→ **What to do**: Report back each line of the records that contains the string "data".

....................

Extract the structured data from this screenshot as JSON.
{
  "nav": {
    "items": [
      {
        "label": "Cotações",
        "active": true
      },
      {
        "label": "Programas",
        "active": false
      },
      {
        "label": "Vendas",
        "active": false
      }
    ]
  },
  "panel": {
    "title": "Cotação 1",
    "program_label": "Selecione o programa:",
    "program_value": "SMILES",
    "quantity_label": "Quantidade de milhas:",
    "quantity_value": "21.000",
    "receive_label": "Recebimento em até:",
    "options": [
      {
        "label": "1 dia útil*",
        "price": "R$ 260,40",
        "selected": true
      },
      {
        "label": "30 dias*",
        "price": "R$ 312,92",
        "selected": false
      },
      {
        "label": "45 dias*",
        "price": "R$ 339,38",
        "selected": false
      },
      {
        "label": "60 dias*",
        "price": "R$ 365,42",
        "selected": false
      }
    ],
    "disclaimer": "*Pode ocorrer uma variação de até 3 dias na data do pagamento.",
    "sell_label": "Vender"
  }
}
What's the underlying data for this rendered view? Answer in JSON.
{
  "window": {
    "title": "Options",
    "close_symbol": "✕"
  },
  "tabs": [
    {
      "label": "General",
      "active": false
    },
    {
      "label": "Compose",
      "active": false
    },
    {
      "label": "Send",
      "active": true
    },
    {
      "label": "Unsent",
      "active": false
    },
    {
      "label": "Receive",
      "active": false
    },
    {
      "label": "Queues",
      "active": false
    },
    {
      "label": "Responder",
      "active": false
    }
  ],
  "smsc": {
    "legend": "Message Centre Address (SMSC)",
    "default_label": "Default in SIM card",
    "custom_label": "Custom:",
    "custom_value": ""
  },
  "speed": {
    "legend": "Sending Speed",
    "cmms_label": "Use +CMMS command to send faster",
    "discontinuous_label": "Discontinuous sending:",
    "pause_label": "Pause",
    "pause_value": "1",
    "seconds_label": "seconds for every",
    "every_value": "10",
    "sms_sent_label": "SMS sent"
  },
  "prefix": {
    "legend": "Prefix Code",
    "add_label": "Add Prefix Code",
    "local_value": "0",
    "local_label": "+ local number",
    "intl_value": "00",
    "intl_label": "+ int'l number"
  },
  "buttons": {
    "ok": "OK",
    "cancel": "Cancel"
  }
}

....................

→ **Finished task**:
Extract the structured data from this screenshot as JSON.
    "disclaimer": "*Pode ocorrer uma variação de até 3 dias na data do pagamento.",
What's the underlying data for this rendered view? Answer in JSON.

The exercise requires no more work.